Django Reinhardt in Rome box setAnyhoo, So…The World is Waiting for the Sunrise. Django Reinhardt did this song with Stephane Grappelli and a pick-up band in Italy after WW II. It is available on the Django in Rome box set, which I have and enjoy very much. You can listen to it here. I could’ve easily included this on my FAVORITE MOMENTS list in the Django post, but then I could say that about at least a hundred other songs he did. Notice how hard Django picks without ever losing his articulation and speed. He totally dominates on this track and his rhythm comping at the end is indicative of how rhythmically sound he was. There are some real gems in the Django catalog that showcase his rhythm work and this is one of my favorites. His duos with Stephane, Out of Nowhere being a prime example, are really amazing and great for analyzing how to back someone up effectively and give the music a very infectious and sophisticated pulse.
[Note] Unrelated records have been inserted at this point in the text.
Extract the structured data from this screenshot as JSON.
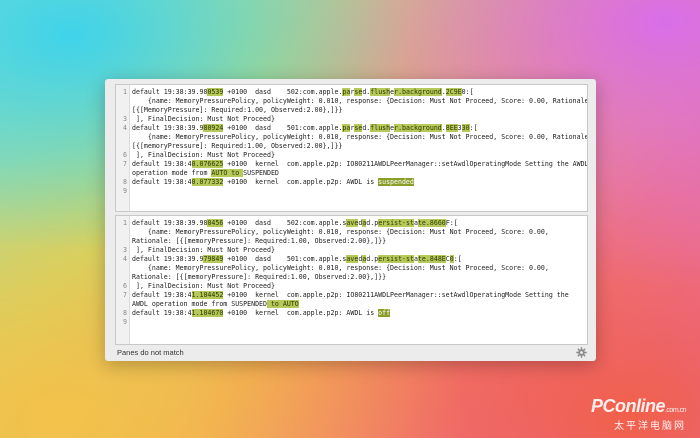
{
  "status": {
    "text": "Panes do not match"
  },
  "watermark": {
    "logo": "PConline",
    "suffix": ".com.cn",
    "cn": "太平洋电脑网"
  },
  "colors": {
    "highlight": "#b7c95a",
    "highlight_strong": "#8a9e2b"
  },
  "top_pane": {
    "lines": [
      {
        "n": "1",
        "segs": [
          [
            "default 19:38:39.98",
            "n"
          ],
          [
            "0539",
            "h"
          ],
          [
            " +0100  dasd    502:com.apple.",
            "n"
          ],
          [
            "pa",
            "h"
          ],
          [
            "r",
            "n"
          ],
          [
            "se",
            "h"
          ],
          [
            "d.",
            "n"
          ],
          [
            "flush",
            "h"
          ],
          [
            "e",
            "n"
          ],
          [
            "r.b",
            "h"
          ],
          [
            "ackground",
            "h"
          ],
          [
            ".",
            "n"
          ],
          [
            "2C9E",
            "h"
          ],
          [
            "0:[",
            "n"
          ]
        ]
      },
      {
        "n": "",
        "segs": [
          [
            "    {name: MemoryPressurePolicy, policyWeight: 0.010, response: {Decision: Must Not Proceed, Score: 0.00, Rationale",
            "n"
          ]
        ]
      },
      {
        "n": "",
        "segs": [
          [
            "[{[MemoryPressure]: Required:1.00, Observed:2.00},]}}",
            "n"
          ]
        ]
      },
      {
        "n": "3",
        "segs": [
          [
            " ], FinalDecision: Must Not Proceed}",
            "n"
          ]
        ]
      },
      {
        "n": "4",
        "segs": [
          [
            "default 19:38:39.9",
            "n"
          ],
          [
            "80924",
            "h"
          ],
          [
            " +0100  dasd    501:com.apple.",
            "n"
          ],
          [
            "pa",
            "h"
          ],
          [
            "r",
            "n"
          ],
          [
            "se",
            "h"
          ],
          [
            "d.",
            "n"
          ],
          [
            "flush",
            "h"
          ],
          [
            "e",
            "n"
          ],
          [
            "r.b",
            "h"
          ],
          [
            "ackground",
            "h"
          ],
          [
            ".",
            "n"
          ],
          [
            "8EE",
            "h"
          ],
          [
            "3",
            "n"
          ],
          [
            "30",
            "h"
          ],
          [
            ":[",
            "n"
          ]
        ]
      },
      {
        "n": "",
        "segs": [
          [
            "    {name: MemoryPressurePolicy, policyWeight: 0.010, response: {Decision: Must Not Proceed, Score: 0.00, Rationale",
            "n"
          ]
        ]
      },
      {
        "n": "",
        "segs": [
          [
            "[{[memoryPressure]: Required:1.00, Observed:2.00},]}}",
            "n"
          ]
        ]
      },
      {
        "n": "6",
        "segs": [
          [
            " ], FinalDecision: Must Not Proceed}",
            "n"
          ]
        ]
      },
      {
        "n": "7",
        "segs": [
          [
            "default 19:38:4",
            "n"
          ],
          [
            "0.076625",
            "h"
          ],
          [
            " +0100  kernel  com.apple.p2p: IO80211AWDLPeerManager::setAwdlOperatingMode Setting the AWDL",
            "n"
          ]
        ]
      },
      {
        "n": "",
        "segs": [
          [
            "operation mode from ",
            "n"
          ],
          [
            "AUTO to ",
            "h"
          ],
          [
            "SUSPENDED",
            "n"
          ]
        ]
      },
      {
        "n": "8",
        "segs": [
          [
            "default 19:38:4",
            "n"
          ],
          [
            "0.077332",
            "h"
          ],
          [
            " +0100  kernel  com.apple.p2p: AWDL is ",
            "n"
          ],
          [
            "suspended",
            "s"
          ]
        ]
      },
      {
        "n": "9",
        "segs": [
          [
            "",
            "n"
          ]
        ]
      }
    ]
  },
  "bottom_pane": {
    "lines": [
      {
        "n": "1",
        "segs": [
          [
            "default 19:38:39.98",
            "n"
          ],
          [
            "0456",
            "h"
          ],
          [
            " +0100  dasd    502:com.apple.",
            "n"
          ],
          [
            "s",
            "n"
          ],
          [
            "ave",
            "h"
          ],
          [
            "d",
            "n"
          ],
          [
            "a",
            "h"
          ],
          [
            "d.",
            "n"
          ],
          [
            "p",
            "n"
          ],
          [
            "ersist-st",
            "h"
          ],
          [
            "a",
            "n"
          ],
          [
            "te.",
            "h"
          ],
          [
            "8660",
            "h"
          ],
          [
            "F:[",
            "n"
          ]
        ]
      },
      {
        "n": "",
        "segs": [
          [
            "    {name: MemoryPressurePolicy, policyWeight: 0.010, response: {Decision: Must Not Proceed, Score: 0.00,",
            "n"
          ]
        ]
      },
      {
        "n": "",
        "segs": [
          [
            "Rationale: [{[memoryPressure]: Required:1.00, Observed:2.00},]}}",
            "n"
          ]
        ]
      },
      {
        "n": "3",
        "segs": [
          [
            " ], FinalDecision: Must Not Proceed}",
            "n"
          ]
        ]
      },
      {
        "n": "4",
        "segs": [
          [
            "default 19:38:39.9",
            "n"
          ],
          [
            "79849",
            "h"
          ],
          [
            " +0100  dasd    501:com.apple.",
            "n"
          ],
          [
            "s",
            "n"
          ],
          [
            "ave",
            "h"
          ],
          [
            "d",
            "n"
          ],
          [
            "a",
            "h"
          ],
          [
            "d.",
            "n"
          ],
          [
            "p",
            "n"
          ],
          [
            "ersist-st",
            "h"
          ],
          [
            "a",
            "n"
          ],
          [
            "te.",
            "h"
          ],
          [
            "848E",
            "h"
          ],
          [
            "C",
            "n"
          ],
          [
            "0",
            "h"
          ],
          [
            ":[",
            "n"
          ]
        ]
      },
      {
        "n": "",
        "segs": [
          [
            "    {name: MemoryPressurePolicy, policyWeight: 0.010, response: {Decision: Must Not Proceed, Score: 0.00,",
            "n"
          ]
        ]
      },
      {
        "n": "",
        "segs": [
          [
            "Rationale: [{[memoryPressure]: Required:1.00, Observed:2.00},]}}",
            "n"
          ]
        ]
      },
      {
        "n": "6",
        "segs": [
          [
            " ], FinalDecision: Must Not Proceed}",
            "n"
          ]
        ]
      },
      {
        "n": "7",
        "segs": [
          [
            "default 19:38:4",
            "n"
          ],
          [
            "1.104452",
            "h"
          ],
          [
            " +0100  kernel  com.apple.p2p: IO80211AWDLPeerManager::setAwdlOperatingMode Setting the",
            "n"
          ]
        ]
      },
      {
        "n": "",
        "segs": [
          [
            "AWDL operation mode from SUSPENDED",
            "n"
          ],
          [
            " to AUTO",
            "h"
          ]
        ]
      },
      {
        "n": "8",
        "segs": [
          [
            "default 19:38:4",
            "n"
          ],
          [
            "1.104670",
            "h"
          ],
          [
            " +0100  kernel  com.apple.p2p: AWDL is ",
            "n"
          ],
          [
            "off",
            "s"
          ]
        ]
      },
      {
        "n": "9",
        "segs": [
          [
            "",
            "n"
          ]
        ]
      }
    ]
  }
}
The World is Waiting for the Sunrise is a very old song (1919) and was covered by many people during the swing era, including Benny Goodman and Duke Ellington. In 1951 Les Paul and Mary Ford recorded a version with all of Les’s guitar and recording effects, which were new at the time. It was a big hit and sold over a million copies.Everybody knows I’m sure how important Les Paul’s contributions were to not only the further development of music, but also the technology behind making the music. He invented the Les Paul! He was also a total pioneer in the art of recording and using effects to improve and expand the sound of the recordings. As I show in my big sticky on Django Reinhardt, he and Les Paul were friends. Can you imagine hanging out with those two guys for a couple of hours?!!
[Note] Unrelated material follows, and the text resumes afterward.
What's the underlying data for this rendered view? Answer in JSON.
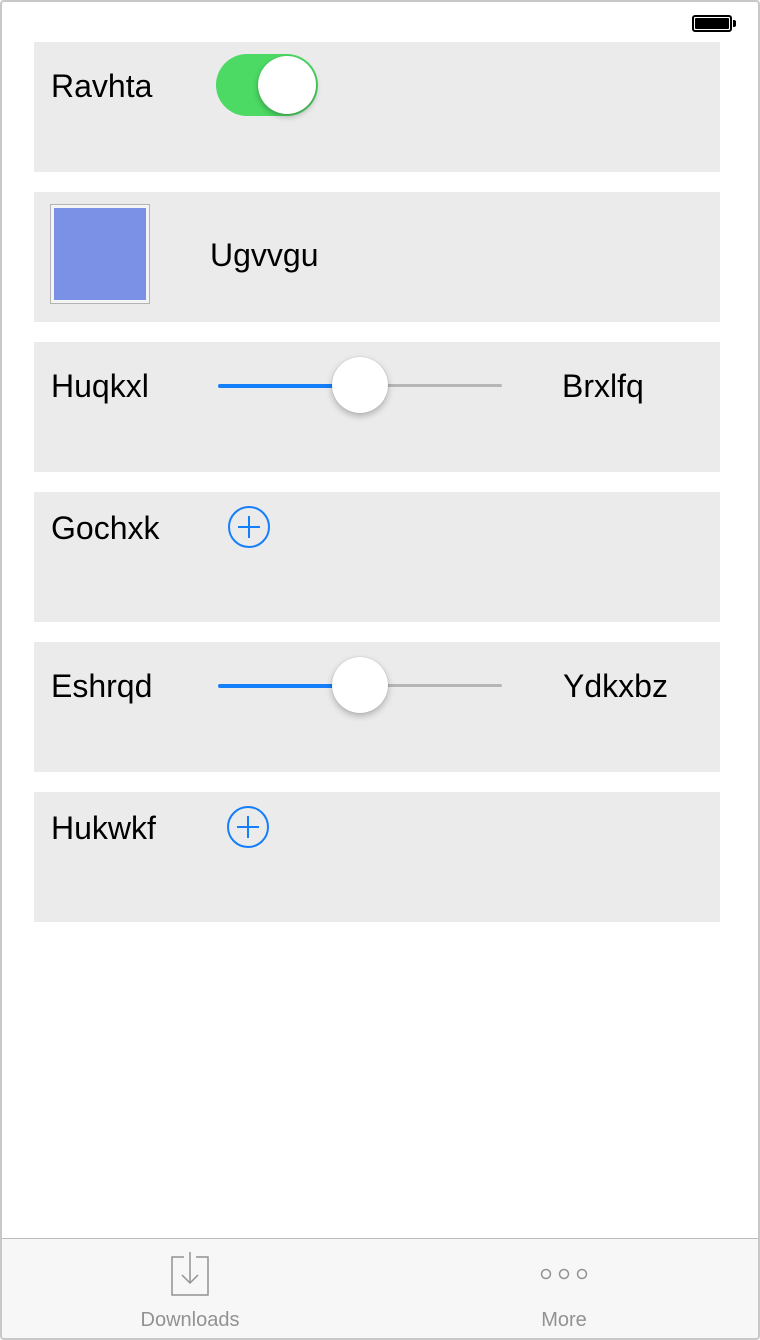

quote from Les Paul

Les Paul influenced many people, two of whom you might recognize in the next video. Carl Perkins shows how rockabilly cats “faked” the Les Paul echo to get the same effect on the same song. George Harrison is no stranger to this song either as The Beatles recorded a home-made version sometime in late 50s.

So this is an interesting study of a song that is now almost 100 years old — starting with a recent performance and going back to the middle of the last century’s jazz players and rock n’ roll players and how all of the interpretations differed, but are also very similar in many ways. We can also see how technological advances have allowed guitar players to push the boundaries of the art as far as possible. Standards such as The World is Waiting… have a very user-friendly structure to them—you can make them as simple or complex as you wish, whether harmonically, rhythmically, or sonically— or some kind of combination of all three. Making these connections across styles is not only interesting in and of itself, but it also helps make the song more universal and accessible to anyone not familiar with a particular style. Oh…and Willie Nelson likes it too! Gypsy Jazz and Western Swing are real close cousins.

When I started trying to play jazz, which can be a very overwhelming thing to do it helped to hear artists I had heard many times (The Beatles) do a song like “Sunrise” or The Sheik of Araby. Players who are adept at jazz are, of course all over it and playing stuff that hits a novice like “huh what?” The Beatles did “Sheik” and Carl Perkins played “Sunrise” like they played everything else and since that format and approach was more familiar to me, it was a big help to listen to their versions to get the structure and approach in my brain and under my fingers. Once I was playing and listening to more jazz and Gypsy Jazz music, all of those structures became familiar to me and I could hear them as easily and they were as recognizable and the rock motifs, moves, chord patterns and tricks I grew up on. Popular groups from the rock era have also turned many a person, musician and non-musician alike, onto the people who influenced them and that is a great way to find your way back to the source of what made the music and music technology happen and how that continues to influence and color the music that we hear today.